A large blue ribbon was painted on the black floor of an otherwise sparsely decorated stage Saturday night at the Downtown Theatre.
Community members performed “We Are Aware,” a play that featured a collection of viewpoints from community members regarding the Jerry Sandusky sexual abuse case, as well as child sexual abuse in general.
Instead of actors portraying characters in a plot, the play featured snippets of conversations and dramatic representations — a decision that director Elaine Meder-Wilgus said, “a lot [of thought] went into.”
“There were no characters running through this entire show, so the scripts in hands, the abstract presentations and moving about the stage without scenery allows the audience to hear the words and the stories,” Meder-Wilgus said. “We wanted to get as many myriad voices into this as we could, so we made that choice.”

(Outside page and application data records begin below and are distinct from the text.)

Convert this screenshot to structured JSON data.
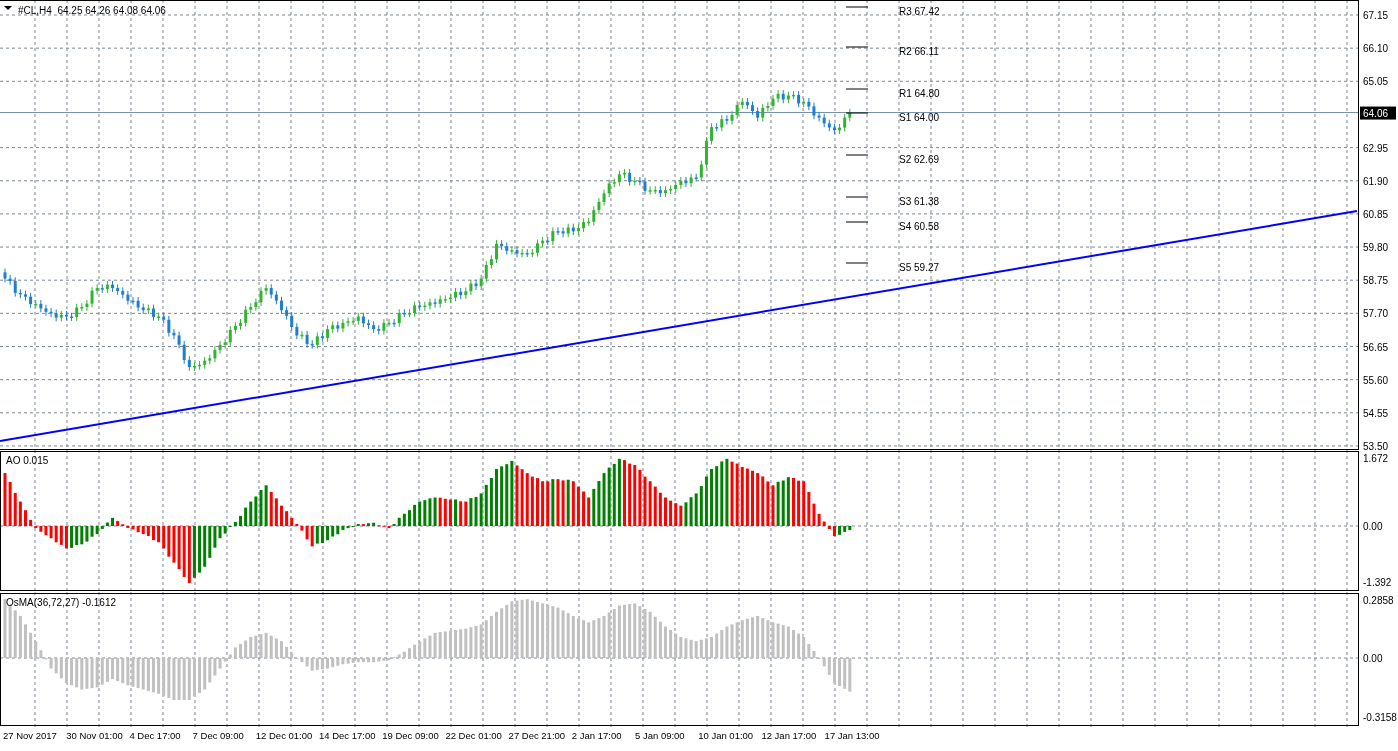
{
  "chart_window": {
    "title": "#CL,H4  64.25 64.26 64.08 64.06",
    "price_axis": [
      "67.15",
      "66.10",
      "65.05",
      "62.95",
      "61.90",
      "60.85",
      "59.80",
      "58.75",
      "57.70",
      "56.65",
      "55.60",
      "54.55",
      "53.50"
    ],
    "price_tag": "64.06",
    "pivot_levels": [
      "R3 67.42",
      "R2 66.11",
      "R1 64.80",
      "S1 64.00",
      "S2 62.69",
      "S3 61.38",
      "S4 60.58",
      "S5 59.27"
    ],
    "ao_panel": {
      "title": "AO 0.015",
      "axis": [
        "1.672",
        "0.00",
        "-1.392"
      ]
    },
    "osma_panel": {
      "title": "OsMA(36,72,27) -0.1612",
      "axis": [
        "0.2858",
        "0.00",
        "-0.3158"
      ]
    },
    "time_axis": [
      "27 Nov 2017",
      "30 Nov 01:00",
      "4 Dec 17:00",
      "7 Dec 09:00",
      "12 Dec 01:00",
      "14 Dec 17:00",
      "19 Dec 09:00",
      "22 Dec 01:00",
      "27 Dec 21:00",
      "2 Jan 17:00",
      "5 Jan 09:00",
      "10 Jan 01:00",
      "12 Jan 17:00",
      "17 Jan 13:00"
    ]
  }
}
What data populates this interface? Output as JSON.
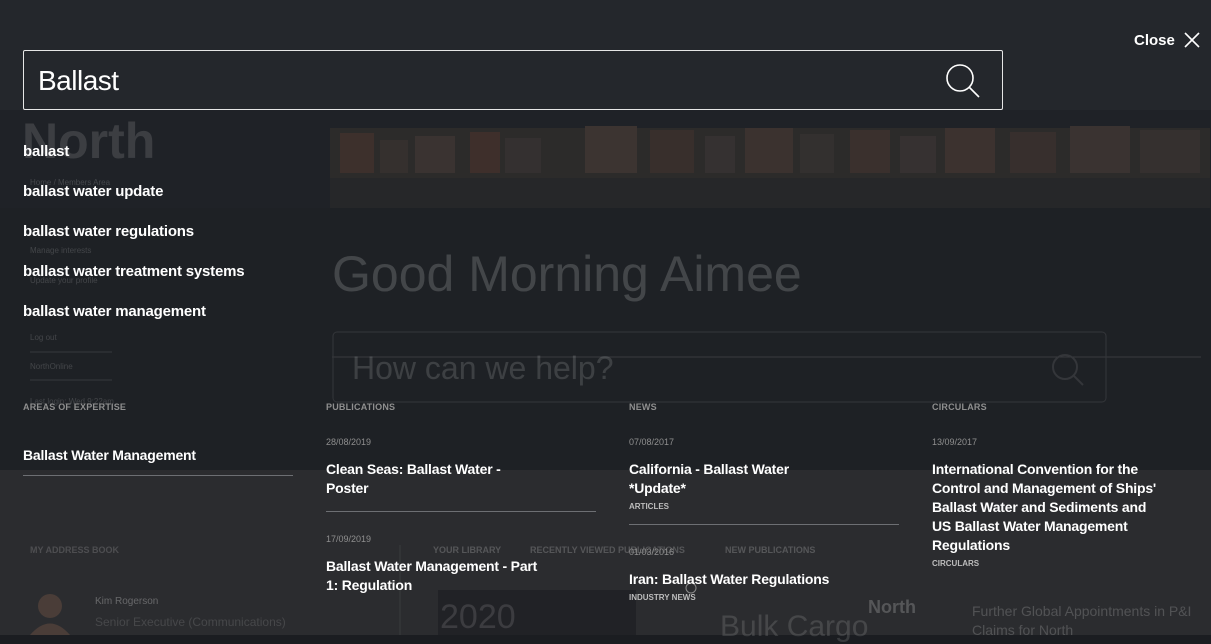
{
  "overlay": {
    "close_label": "Close",
    "search_value": "Ballast"
  },
  "suggestions": [
    "ballast",
    "ballast water update",
    "ballast water regulations",
    "ballast water treatment systems",
    "ballast water management"
  ],
  "columns": {
    "expertise": {
      "heading": "AREAS OF EXPERTISE",
      "items": [
        {
          "title": "Ballast Water Management"
        }
      ]
    },
    "publications": {
      "heading": "PUBLICATIONS",
      "items": [
        {
          "date": "28/08/2019",
          "title": "Clean Seas: Ballast Water - Poster"
        },
        {
          "date": "17/09/2019",
          "title": "Ballast Water Management - Part 1: Regulation"
        }
      ]
    },
    "news": {
      "heading": "NEWS",
      "items": [
        {
          "date": "07/08/2017",
          "title": "California - Ballast Water *Update*",
          "category": "ARTICLES"
        },
        {
          "date": "01/03/2016",
          "title": "Iran: Ballast Water Regulations",
          "category": "INDUSTRY NEWS"
        }
      ]
    },
    "circulars": {
      "heading": "CIRCULARS",
      "items": [
        {
          "date": "13/09/2017",
          "title": "International Convention for the Control and Management of Ships' Ballast Water and Sediments and US Ballast Water Management Regulations",
          "category": "CIRCULARS"
        }
      ]
    }
  },
  "background_page": {
    "logo": "North",
    "breadcrumb": "Home / Members Area",
    "sidebar_links": [
      "Manage interests",
      "Update your profile",
      "Log out",
      "NorthOnline"
    ],
    "last_login": "Last login: Wed 9:22am",
    "greeting": "Good Morning Aimee",
    "help_placeholder": "How can we help?",
    "address_book_heading": "MY ADDRESS BOOK",
    "contact_name": "Kim Rogerson",
    "contact_role": "Senior Executive (Communications)",
    "tabs": [
      "YOUR LIBRARY",
      "RECENTLY VIEWED PUBLICATIONS",
      "NEW PUBLICATIONS"
    ],
    "year_text": "2020",
    "bulk_text": "Bulk Cargo",
    "further_text": "Further Global Appointments in P&I Claims for North"
  },
  "colors": {
    "overlay": "#1b1d21",
    "text": "#ffffff",
    "meta": "#8f8f8f"
  }
}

Pamela Monk, author of “We Are Aware,” said much of the conversation was based on contributed stories. She said one line repeated during the play, “the weight always falls on the innocent,” was taken from a forum discussion, which occurred at Webster’s Bookstore Café.
Saturday’s play was one of the final events in a weeklong festival called Cultural Conversations, which runs every year.

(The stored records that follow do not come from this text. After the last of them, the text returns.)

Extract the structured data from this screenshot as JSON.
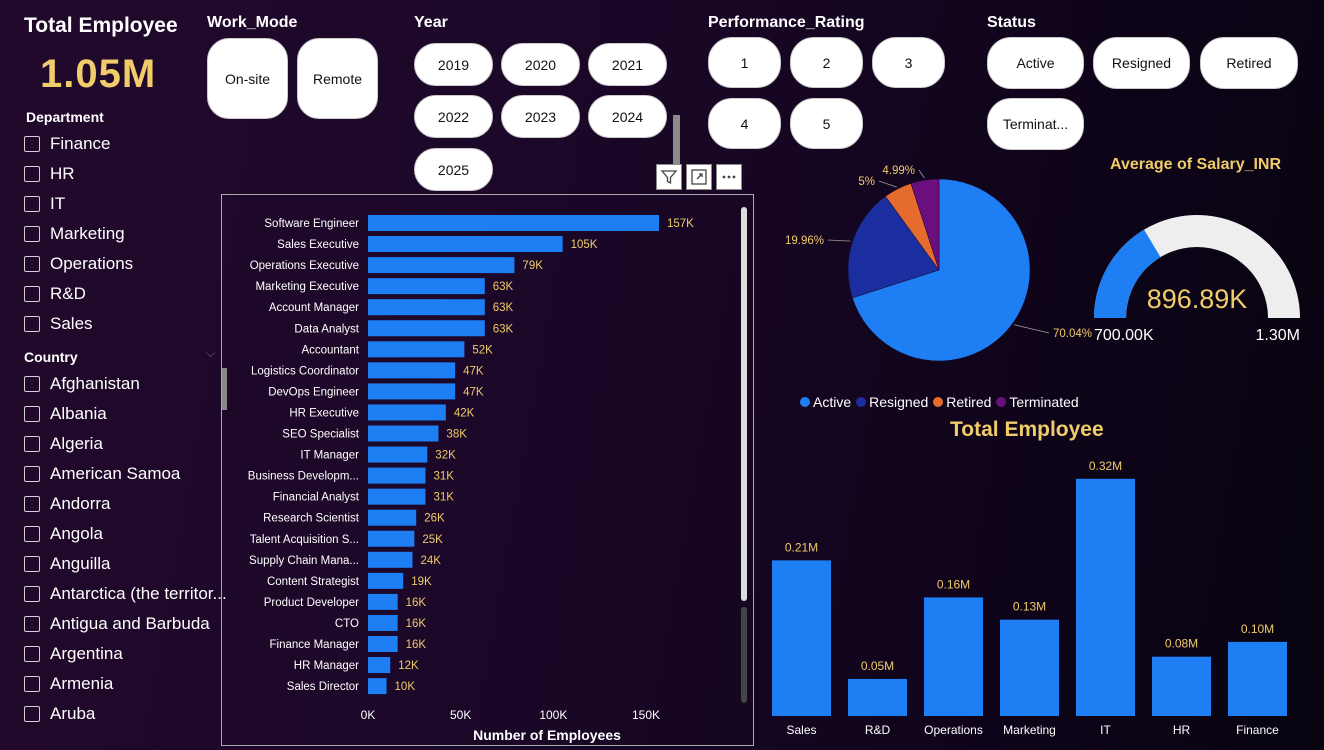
{
  "card": {
    "title": "Total Employee",
    "value": "1.05M"
  },
  "work_mode": {
    "title": "Work_Mode",
    "options": [
      "On-site",
      "Remote"
    ]
  },
  "year": {
    "title": "Year",
    "options": [
      "2019",
      "2020",
      "2021",
      "2022",
      "2023",
      "2024",
      "2025"
    ]
  },
  "performance": {
    "title": "Performance_Rating",
    "options": [
      "1",
      "2",
      "3",
      "4",
      "5"
    ]
  },
  "status": {
    "title": "Status",
    "options": [
      "Active",
      "Resigned",
      "Retired",
      "Terminat..."
    ]
  },
  "department": {
    "title": "Department",
    "items": [
      "Finance",
      "HR",
      "IT",
      "Marketing",
      "Operations",
      "R&D",
      "Sales"
    ]
  },
  "country": {
    "title": "Country",
    "items": [
      "Afghanistan",
      "Albania",
      "Algeria",
      "American Samoa",
      "Andorra",
      "Angola",
      "Anguilla",
      "Antarctica (the territor...",
      "Antigua and Barbuda",
      "Argentina",
      "Armenia",
      "Aruba"
    ]
  },
  "colors": {
    "bar": "#1e7ff5",
    "label": "#f0cc6a",
    "active": "#1e7ff5",
    "resigned": "#1a2ea0",
    "retired": "#e66b2e",
    "terminated": "#6a0f7d",
    "gauge_track": "#eeeeee"
  },
  "chart_data": [
    {
      "type": "bar",
      "orientation": "horizontal",
      "xlabel": "Number of Employees",
      "xlim": [
        0,
        175000
      ],
      "xticks": [
        "0K",
        "50K",
        "100K",
        "150K"
      ],
      "categories": [
        "Software Engineer",
        "Sales Executive",
        "Operations Executive",
        "Marketing Executive",
        "Account Manager",
        "Data Analyst",
        "Accountant",
        "Logistics Coordinator",
        "DevOps Engineer",
        "HR Executive",
        "SEO Specialist",
        "IT Manager",
        "Business Developm...",
        "Financial Analyst",
        "Research Scientist",
        "Talent Acquisition S...",
        "Supply Chain Mana...",
        "Content Strategist",
        "Product Developer",
        "CTO",
        "Finance Manager",
        "HR Manager",
        "Sales Director"
      ],
      "values": [
        157000,
        105000,
        79000,
        63000,
        63000,
        63000,
        52000,
        47000,
        47000,
        42000,
        38000,
        32000,
        31000,
        31000,
        26000,
        25000,
        24000,
        19000,
        16000,
        16000,
        16000,
        12000,
        10000
      ],
      "data_labels": [
        "157K",
        "105K",
        "79K",
        "63K",
        "63K",
        "63K",
        "52K",
        "47K",
        "47K",
        "42K",
        "38K",
        "32K",
        "31K",
        "31K",
        "26K",
        "25K",
        "24K",
        "19K",
        "16K",
        "16K",
        "16K",
        "12K",
        "10K"
      ]
    },
    {
      "type": "pie",
      "categories": [
        "Active",
        "Resigned",
        "Retired",
        "Terminated"
      ],
      "values": [
        70.04,
        19.96,
        5.0,
        4.99
      ],
      "data_labels": [
        "70.04%",
        "19.96%",
        "5%",
        "4.99%"
      ],
      "legend": "bottom"
    },
    {
      "type": "gauge",
      "title": "Average of Salary_INR",
      "value": 896890,
      "value_label": "896.89K",
      "min": 700000,
      "min_label": "700.00K",
      "max": 1300000,
      "max_label": "1.30M"
    },
    {
      "type": "bar",
      "title": "Total Employee",
      "categories": [
        "Sales",
        "R&D",
        "Operations",
        "Marketing",
        "IT",
        "HR",
        "Finance"
      ],
      "values": [
        0.21,
        0.05,
        0.16,
        0.13,
        0.32,
        0.08,
        0.1
      ],
      "data_labels": [
        "0.21M",
        "0.05M",
        "0.16M",
        "0.13M",
        "0.32M",
        "0.08M",
        "0.10M"
      ],
      "ylim": [
        0,
        0.34
      ]
    }
  ]
}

Susan Russell, artistic director for Cultural Conversations, said she has been surprised by the lack of attendance for this year’s festival in comparison to other years.
“This has been the most sparsely attended festival in the history of Cultural Conversations. For the past three years, I have sold out every show,” Russell said, adding that in years past, the festival has had lines of people out the door and down the street, waiting to be admitted. “That, to me, is very interesting. Did I find the conversation nobody wants to have yet?”
The play also included musical performances, as well as a projector, which showed multimedia elements, predominantly statistics regarding sexual abuse.
Monk said while the issue of sexual abuse is a complicated matter, great progress has been made in other areas, such as domestic violence, and that the same kind of progress can be made to prevent child sexual abuse.
In her introduction, Russell said the play was the “voices of adults in response to voices of young people.” The festival began Feb. 4 with plays written by Penn State students.
The final line in “We Are Aware” — “when children feel that their lives are valued more than a sports team, we will see real change” — left some audience members, such as Paulina Prieto feeling affected.
“I think that it was good to hear a different point of view because I had heard from my coaches and other students, but I hadn’t really talked to other adults that are parents,” Prieto (sophomore-human development and family studies) said. “Their children go to school here, so it’s definitely a different point of view.”